Benghazi (Libya): Libya's cash-strapped rebels, facing a long and uncertain fight to recover assets frozen abroad, called on foreign donors to back new loans using the blocked cash as collateral.

With no money to pay for salaries or imports, Mazen Ramadan, an economic advisor to the National Transitional Council (NTC), said a solution must be found to tap cash abroad, including the more than USD 30 billion frozen in the United States alone.

"This whole asset unfreezing thing is going to take a while," he told a news agency from his office in Benghazi.

"We are working with a lot of people but it seems like a time consuming process, and we need the money."

"We proposed a mechanism to perhaps get loans on the frozen assets and then use this mechanism to ensure transparency."

He did not say whether Western nations, which face major legal obstacles to releasing the frozen assets, had embraced the idea, but the European Union is said to be considering it.

Asked about the NTC's current bank balance Ramadan said bluntly, "We don't have any money."

He said salaries for past month had not yet been paid and that power shortages in the east of the country were being caused by the lack of funds.

"We think of this war here as having multiple front lines. We are on the financial front line and we are losing badly and it seems like our friends have not noticed."

Although Libya's rebels got USD 100 million earlier this month, Ramadan said, "it is a small amount relative to what we owe, fuel shipments are more than that."

"We definitely have a serious problem," he added.
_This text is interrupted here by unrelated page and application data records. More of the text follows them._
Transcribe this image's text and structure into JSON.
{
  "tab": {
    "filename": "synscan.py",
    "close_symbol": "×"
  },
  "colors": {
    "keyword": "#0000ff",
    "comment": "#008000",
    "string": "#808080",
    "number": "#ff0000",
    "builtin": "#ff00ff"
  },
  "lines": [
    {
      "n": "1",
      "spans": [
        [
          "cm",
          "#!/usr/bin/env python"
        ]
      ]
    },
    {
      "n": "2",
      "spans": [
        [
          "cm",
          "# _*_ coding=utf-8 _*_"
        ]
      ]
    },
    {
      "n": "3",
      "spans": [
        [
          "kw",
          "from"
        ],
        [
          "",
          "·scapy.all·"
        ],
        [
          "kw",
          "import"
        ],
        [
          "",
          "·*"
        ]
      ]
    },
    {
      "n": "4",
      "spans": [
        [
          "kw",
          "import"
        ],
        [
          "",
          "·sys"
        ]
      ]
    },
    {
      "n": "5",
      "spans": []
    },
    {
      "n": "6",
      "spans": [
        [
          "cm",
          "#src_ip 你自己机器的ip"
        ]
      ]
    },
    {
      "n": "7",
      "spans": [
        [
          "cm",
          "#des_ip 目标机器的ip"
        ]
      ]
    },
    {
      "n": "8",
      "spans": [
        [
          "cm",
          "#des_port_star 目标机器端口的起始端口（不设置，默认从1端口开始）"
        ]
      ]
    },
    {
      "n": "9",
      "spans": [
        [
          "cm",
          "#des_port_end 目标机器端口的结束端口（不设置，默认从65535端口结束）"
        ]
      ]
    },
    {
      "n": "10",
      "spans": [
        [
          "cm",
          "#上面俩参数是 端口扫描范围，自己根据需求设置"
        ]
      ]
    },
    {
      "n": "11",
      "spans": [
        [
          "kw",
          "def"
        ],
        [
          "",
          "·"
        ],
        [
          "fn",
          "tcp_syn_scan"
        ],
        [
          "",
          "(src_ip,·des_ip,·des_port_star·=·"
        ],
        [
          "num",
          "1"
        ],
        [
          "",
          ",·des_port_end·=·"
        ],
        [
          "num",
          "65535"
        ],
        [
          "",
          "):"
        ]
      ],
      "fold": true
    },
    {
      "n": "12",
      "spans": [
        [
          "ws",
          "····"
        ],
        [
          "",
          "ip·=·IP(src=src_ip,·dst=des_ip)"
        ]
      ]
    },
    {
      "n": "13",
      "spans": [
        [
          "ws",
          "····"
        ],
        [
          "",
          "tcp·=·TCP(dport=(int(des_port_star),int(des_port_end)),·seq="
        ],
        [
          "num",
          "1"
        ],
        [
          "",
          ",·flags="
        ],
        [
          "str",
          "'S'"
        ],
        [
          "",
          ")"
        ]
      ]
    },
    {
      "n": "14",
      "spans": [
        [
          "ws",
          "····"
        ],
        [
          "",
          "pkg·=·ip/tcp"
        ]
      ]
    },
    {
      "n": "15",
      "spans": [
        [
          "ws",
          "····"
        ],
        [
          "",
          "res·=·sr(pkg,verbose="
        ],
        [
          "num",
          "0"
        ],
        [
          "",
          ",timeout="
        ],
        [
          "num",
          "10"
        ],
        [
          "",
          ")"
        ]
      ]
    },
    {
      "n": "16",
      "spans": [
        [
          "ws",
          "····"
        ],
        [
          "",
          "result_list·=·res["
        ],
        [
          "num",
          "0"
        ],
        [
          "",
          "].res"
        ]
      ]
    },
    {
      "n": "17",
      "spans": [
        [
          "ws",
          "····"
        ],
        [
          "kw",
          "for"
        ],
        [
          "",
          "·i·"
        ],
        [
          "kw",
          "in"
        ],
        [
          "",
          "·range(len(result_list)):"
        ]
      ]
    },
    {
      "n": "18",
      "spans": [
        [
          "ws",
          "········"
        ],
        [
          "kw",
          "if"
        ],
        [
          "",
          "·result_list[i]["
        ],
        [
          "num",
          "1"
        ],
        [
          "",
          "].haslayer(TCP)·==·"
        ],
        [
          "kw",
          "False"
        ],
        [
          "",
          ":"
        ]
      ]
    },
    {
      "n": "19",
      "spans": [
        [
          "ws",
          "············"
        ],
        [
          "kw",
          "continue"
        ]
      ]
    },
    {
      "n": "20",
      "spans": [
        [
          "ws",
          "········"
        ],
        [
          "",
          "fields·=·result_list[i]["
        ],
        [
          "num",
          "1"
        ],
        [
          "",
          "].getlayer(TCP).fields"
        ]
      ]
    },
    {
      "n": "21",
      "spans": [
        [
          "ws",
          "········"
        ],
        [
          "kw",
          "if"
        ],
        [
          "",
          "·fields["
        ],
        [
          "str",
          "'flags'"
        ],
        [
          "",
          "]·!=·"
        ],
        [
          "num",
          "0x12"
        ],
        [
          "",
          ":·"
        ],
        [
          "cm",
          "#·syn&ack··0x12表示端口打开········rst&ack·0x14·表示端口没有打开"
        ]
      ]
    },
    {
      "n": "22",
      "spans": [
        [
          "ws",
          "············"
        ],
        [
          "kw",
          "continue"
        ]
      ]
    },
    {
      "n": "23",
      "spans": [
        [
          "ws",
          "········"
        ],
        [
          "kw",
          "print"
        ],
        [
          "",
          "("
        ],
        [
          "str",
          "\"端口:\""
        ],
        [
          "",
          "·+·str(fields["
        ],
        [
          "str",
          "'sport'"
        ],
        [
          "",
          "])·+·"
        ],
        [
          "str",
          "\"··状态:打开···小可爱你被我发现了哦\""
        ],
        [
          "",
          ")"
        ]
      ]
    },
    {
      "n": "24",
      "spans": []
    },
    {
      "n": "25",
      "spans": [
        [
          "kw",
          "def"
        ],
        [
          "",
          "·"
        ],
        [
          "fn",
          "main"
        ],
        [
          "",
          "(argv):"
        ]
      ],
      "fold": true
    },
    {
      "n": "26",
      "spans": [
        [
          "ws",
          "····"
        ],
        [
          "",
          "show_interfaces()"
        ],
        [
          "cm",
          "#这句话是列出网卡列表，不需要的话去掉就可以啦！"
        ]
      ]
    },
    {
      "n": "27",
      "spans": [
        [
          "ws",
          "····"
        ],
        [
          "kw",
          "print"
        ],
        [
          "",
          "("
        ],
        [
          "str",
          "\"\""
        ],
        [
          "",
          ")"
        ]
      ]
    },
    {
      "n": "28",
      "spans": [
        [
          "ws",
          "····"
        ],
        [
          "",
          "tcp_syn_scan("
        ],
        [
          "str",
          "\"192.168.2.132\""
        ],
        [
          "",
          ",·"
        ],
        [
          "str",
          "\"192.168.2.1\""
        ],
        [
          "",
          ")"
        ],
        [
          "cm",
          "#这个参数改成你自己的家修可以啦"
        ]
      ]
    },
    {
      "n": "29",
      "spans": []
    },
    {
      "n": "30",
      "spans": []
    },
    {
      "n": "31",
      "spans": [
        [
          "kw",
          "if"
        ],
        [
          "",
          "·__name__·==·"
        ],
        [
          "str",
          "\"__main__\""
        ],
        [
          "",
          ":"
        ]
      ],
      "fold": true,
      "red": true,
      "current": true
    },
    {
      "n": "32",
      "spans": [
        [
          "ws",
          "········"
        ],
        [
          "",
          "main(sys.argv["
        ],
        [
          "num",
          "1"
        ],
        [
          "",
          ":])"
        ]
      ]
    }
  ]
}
British Foreign Secretary William Hague earlier Wednesday confirmed the rebels had received USD 100 million for fuel and salaries.

The rebels, fighting to overthrow Libyan leader Moamer Kadhafi, have complained that they have received a fraction of the roughly USD 1 billion promised by international donors.